Leaves clustered at ends of branchlets, usually paripinnate rarely imparipinnate, sometimes with an abortive terminal leaflet, 12-30 cm long; rachis glabrous, pulvinus swollen. Leaflets opposite or sub-opposite, sessile or sub-sessile, 2-7 pairs, usually ovate to elliptic-ovate sometimes ovate-lanceolate, apex caudate or long acuminate, extended into a slender filiform thread, base rounded or acute, slightly asymmetric chartaceous, waxy, 4.5-14 cm long, 1.75-4.5 cm broad, upper and lower surfaces glabrous. Venation reticulate, secondary venation raised and prominent on both surfaces.

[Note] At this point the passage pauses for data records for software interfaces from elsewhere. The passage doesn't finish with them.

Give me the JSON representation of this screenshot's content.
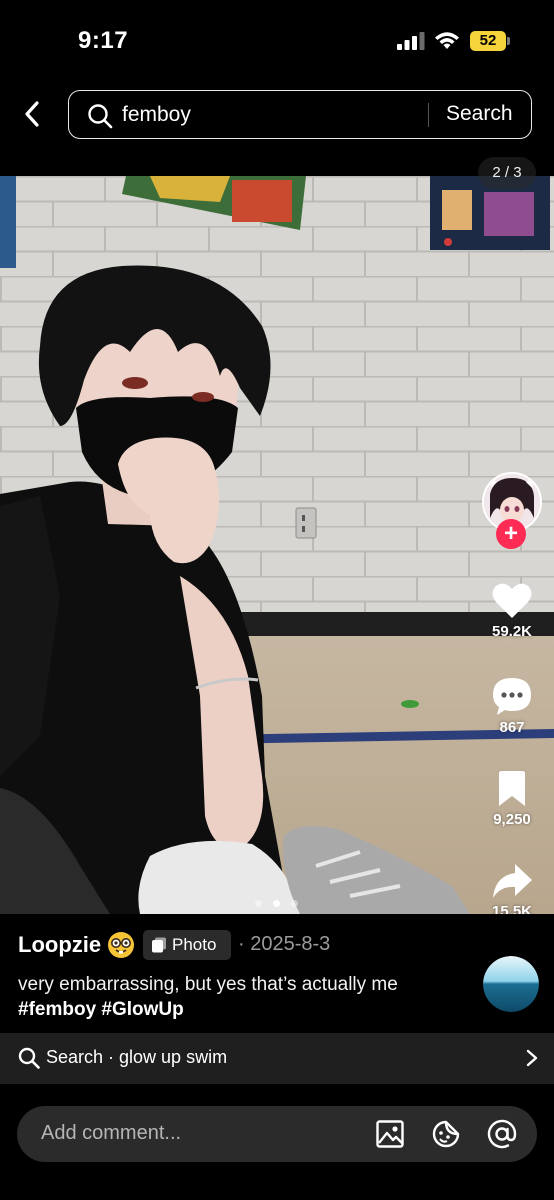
{
  "status_bar": {
    "time": "9:17",
    "battery": "52"
  },
  "header": {
    "query": "femboy",
    "search_label": "Search"
  },
  "photo": {
    "page_indicator": "2 / 3",
    "current_image": 2,
    "total_images": 3
  },
  "actions": {
    "likes": "59.2K",
    "comments": "867",
    "saves": "9,250",
    "shares": "15.5K"
  },
  "post": {
    "author": "Loopzie",
    "badge_label": "Photo",
    "date": "· 2025-8-3",
    "caption_text": "very embarrassing, but yes that’s actually me",
    "hashtags": [
      "#femboy",
      "#GlowUp"
    ]
  },
  "related_search": {
    "text": "Search · glow up swim"
  },
  "comment_bar": {
    "placeholder": "Add comment..."
  },
  "colors": {
    "accent": "#fe2c55",
    "battery": "#f5d33a",
    "badge_bg": "#2b2b2b"
  },
  "icons": [
    "back-icon",
    "search-icon",
    "heart-icon",
    "comment-icon",
    "bookmark-icon",
    "share-icon",
    "image-icon",
    "sticker-icon",
    "mention-icon",
    "chevron-right-icon"
  ]
}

Flowers unisexual, but the male and female flowers are very similar. Inflorescence usually axillary sometimes sub-terminal, 4-18 cm long, erect or spreading, much shorter than leaves, terminal thyrses often densely clustered, glabrous. Calyx 5-lobed, lobes obtuse, deltate to sub-orbicular, 0.5-1 mm long, margin ciliolate. Numerous small nectaries are found on the petiole, rachis, petiolules and both surfaces of all leaflets of the pinnate compound leaves. They are circular to elongate with a smooth secretory surface. Petals 5, free, slightly contorted in bud, 5.5-7.5 mm long, 2.5-3 mm broad, lingulate to obovate, glabrous, margin ciliolate. Staminal tube cylindrical or urceolate, slightly constricted at throat, 3-5.5 mm long, terminated by 10 short acuminate or narrowly deltate appendages, glabrous inside and out; anthers or antherodes 10, sessile contained within mouth of tube.

Ovary 4-5 locular with 10-16 ovules, style very short and glandular, 1-1.5 mm long with a discoid style-head. Pistillode in male flower more slender, narrowly cylindrical with well-developed loculi but rudimentary ovules. Style 2-3 mm long, with a thin head.

Fruit an erect capsule, ovoid, sometimes elongate-ovoid with a short umbo, pale greyish brown, smooth or indistinctly pitted, 8-20 cm long, 10-12 cm in diameter, 4-5 valved, outer valves very woody, 5-7 mm thick, inner valves much thinner, mottled pale brown and white. Seeds pale straw-brown, 6-9 cm long including wing. The specific epithet ‘humilis’ literally describes its low height in comparison to other mahogany species. S. humilis is listed as an endangered species in need of conservation in Appendix II of CITES.


S. humilis is fairly common in tropical dry deciduous forest and savanna, in rough scrub, on rocky hillsides and in cultivated fields from 0-1 200 m altitude.

Native range
Costa Rica, El Salvador, Guatemala, Mexico

Tree management

Planting in the rains is favourable for S. humilis and initial survival of S. humilis, is higher under shade.

Seeds storage is orthodox, S. humilis seeds are predicted to survive well for 266 years under optimal storage conditions.

S. humilis is fairly common in tropical dry deciduous forest and savanna, in rough scrub, on rocky hillsides and in cultivated fields from 0-1 200 m altitude.

Direct seeding is a popular method. Stumps of 5 cm of stem, 15 cm of root can be used to raise S. humilis, increasing stump diameter seems a critical factor for survival.

Poison:  The bark and seeds possess a stringent alkaloid, reputed to be very poisonous. The extracts significantly inhibited the growth and feeding of third instar larvae of Tenebrio molitor.

Dry zone mahogany is a suitable candidate for dryland forestation programmes.

Erosion control:  The tree can be planted along valleys to prevent soil erosion.

Apiculture: The faintly fragrant flowers are visited by bees.

Timber:  The heavy timber is used in local carpentry.

Shade or shelter:  Zopilote is a good shade provider.

Medicine:  The seeds of S. humilis are used in traditional medicine to treat chest pains, coughs, cancer and amoebiasis, and for their anthelmintic properties. The tetranortriterpenoids humilinolide A from the S. humilis seeds induces smooth muscle (ileal and uterine) contraction.

Gum or resin:  A colourless gum exudes from the branches and trunk of the dry zone mahogany.

Ornamental:  The tree is aesthetically enhancing.

Soil improver:  Leaf litter from S. humilis enhances soil fertility.

Intercropping:  Can be planted in farm systems or plantations as an agroforestry tree. Allelopathic effects are noted for humilinolide A and C (from the seeds), they significantly inhibited radicle elongation in Amaranthus hypochondriacus and Echinochloa crus-galli.